• _PROBLEM TO WORK ON_
For the material that follows, state how many lines contain the word "text", and add nothing.

[LISTED RECORDS — start]

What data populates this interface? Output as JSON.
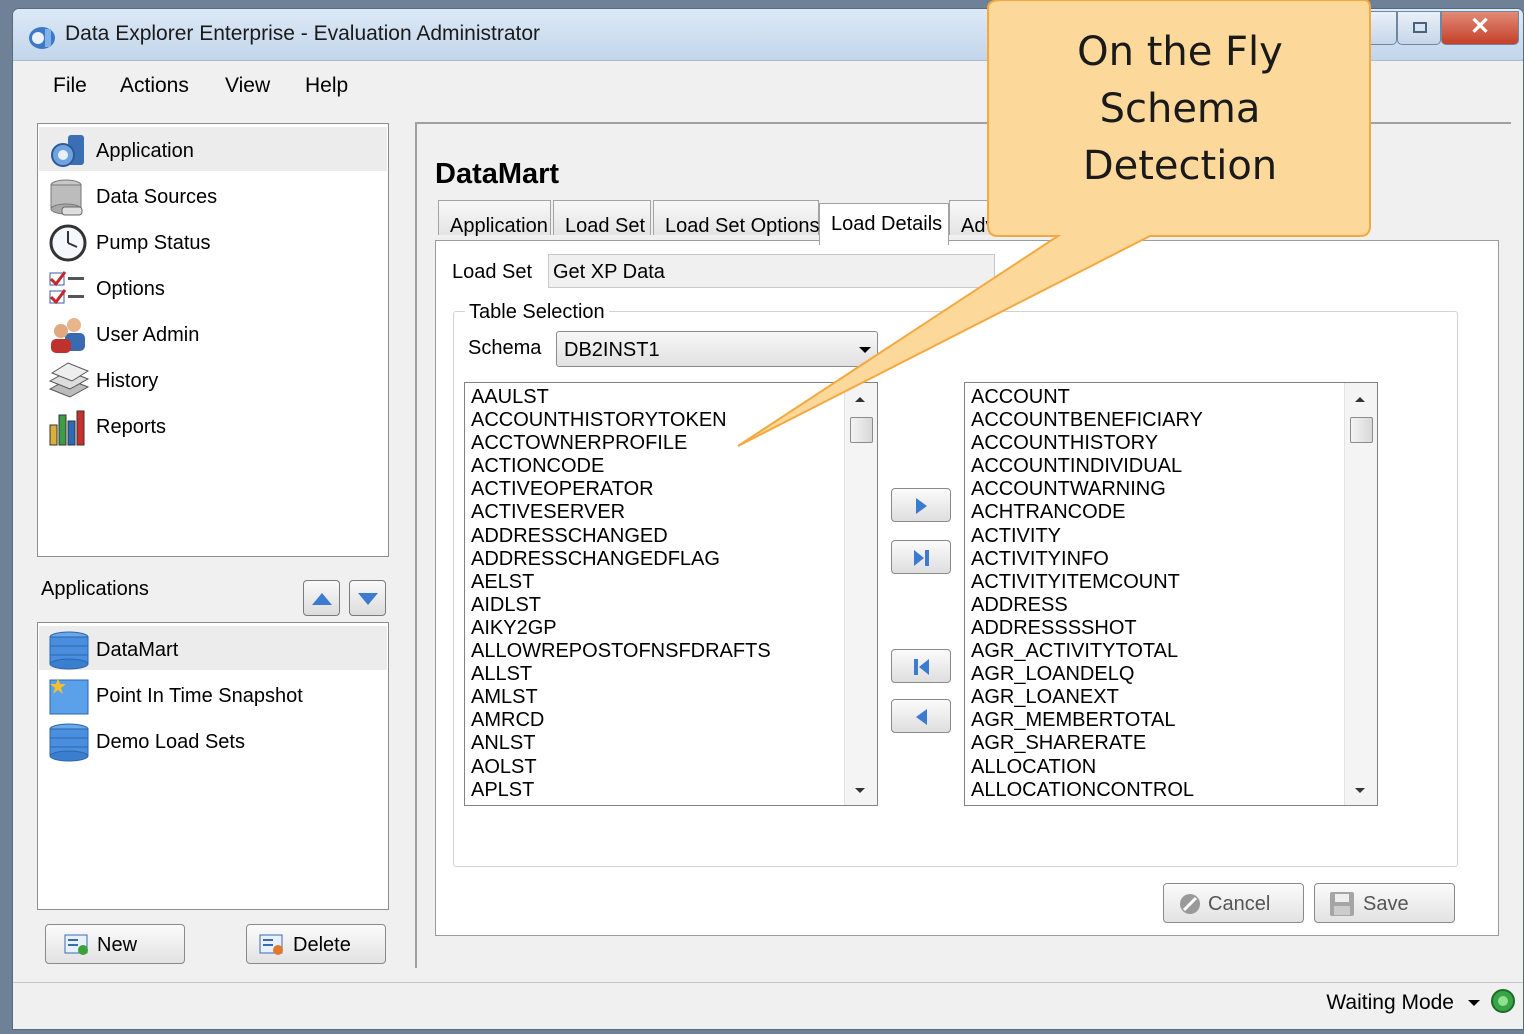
{
  "window": {
    "title": "Data Explorer Enterprise  - Evaluation Administrator"
  },
  "menu": [
    "File",
    "Actions",
    "View",
    "Help"
  ],
  "nav": [
    {
      "label": "Application",
      "icon": "application-icon"
    },
    {
      "label": "Data Sources",
      "icon": "database-icon"
    },
    {
      "label": "Pump Status",
      "icon": "clock-icon"
    },
    {
      "label": "Options",
      "icon": "checklist-icon"
    },
    {
      "label": "User Admin",
      "icon": "users-icon"
    },
    {
      "label": "History",
      "icon": "history-icon"
    },
    {
      "label": "Reports",
      "icon": "bar-chart-icon"
    }
  ],
  "applications": {
    "label": "Applications",
    "items": [
      {
        "label": "DataMart",
        "icon": "database-icon"
      },
      {
        "label": "Point In Time Snapshot",
        "icon": "snapshot-icon"
      },
      {
        "label": "Demo Load Sets",
        "icon": "database-icon"
      }
    ],
    "new_label": "New",
    "delete_label": "Delete"
  },
  "main": {
    "title": "DataMart",
    "tabs": [
      "Application",
      "Load Set",
      "Load Set Options",
      "Load Details",
      "Adva"
    ],
    "active_tab": "Load Details",
    "load_set_label": "Load Set",
    "load_set_value": "Get XP Data",
    "table_selection_label": "Table Selection",
    "schema_label": "Schema",
    "schema_value": "DB2INST1",
    "left_list": [
      "AAULST",
      "ACCOUNTHISTORYTOKEN",
      "ACCTOWNERPROFILE",
      "ACTIONCODE",
      "ACTIVEOPERATOR",
      "ACTIVESERVER",
      "ADDRESSCHANGED",
      "ADDRESSCHANGEDFLAG",
      "AELST",
      "AIDLST",
      "AIKY2GP",
      "ALLOWREPOSTOFNSFDRAFTS",
      "ALLST",
      "AMLST",
      "AMRCD",
      "ANLST",
      "AOLST",
      "APLST"
    ],
    "right_list": [
      "ACCOUNT",
      "ACCOUNTBENEFICIARY",
      "ACCOUNTHISTORY",
      "ACCOUNTINDIVIDUAL",
      "ACCOUNTWARNING",
      "ACHTRANCODE",
      "ACTIVITY",
      "ACTIVITYINFO",
      "ACTIVITYITEMCOUNT",
      "ADDRESS",
      "ADDRESSSSHOT",
      "AGR_ACTIVITYTOTAL",
      "AGR_LOANDELQ",
      "AGR_LOANEXT",
      "AGR_MEMBERTOTAL",
      "AGR_SHARERATE",
      "ALLOCATION",
      "ALLOCATIONCONTROL"
    ],
    "cancel_label": "Cancel",
    "save_label": "Save"
  },
  "status": {
    "text": "Waiting Mode"
  },
  "callout": {
    "line1": "On the Fly",
    "line2": "Schema",
    "line3": "Detection",
    "color": "#fcd89a"
  }
}
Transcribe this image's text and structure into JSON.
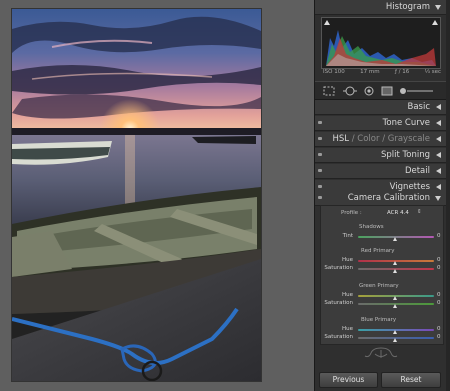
{
  "panel": {
    "histogram": {
      "title": "Histogram",
      "iso": "ISO 100",
      "focal": "17 mm",
      "aperture": "ƒ / 16",
      "shutter": "⅓ sec"
    },
    "sections": {
      "basic": "Basic",
      "tone_curve": "Tone Curve",
      "hsl": "HSL",
      "color": "Color",
      "grayscale": "Grayscale",
      "split_toning": "Split Toning",
      "detail": "Detail",
      "vignettes": "Vignettes",
      "camera_calibration": "Camera Calibration"
    },
    "calibration": {
      "profile_label": "Profile :",
      "profile_value": "ACR 4.4",
      "shadows": "Shadows",
      "tint_label": "Tint",
      "tint_value": "0",
      "red_primary": "Red Primary",
      "green_primary": "Green Primary",
      "blue_primary": "Blue Primary",
      "hue_label": "Hue",
      "saturation_label": "Saturation",
      "red_hue": "0",
      "red_sat": "0",
      "green_hue": "0",
      "green_sat": "0",
      "blue_hue": "0",
      "blue_sat": "0"
    },
    "buttons": {
      "previous": "Previous",
      "reset": "Reset"
    }
  },
  "colors": {
    "panel_bg": "#2f2f2f",
    "header_bg": "#3a3a3a",
    "red_track": "#b0304a",
    "green_track": "#4c9a3a",
    "blue_track": "#3a5fb0",
    "tint_track": "#5aa06a"
  }
}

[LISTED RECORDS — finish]

• _WRITTEN RESPONSE_
2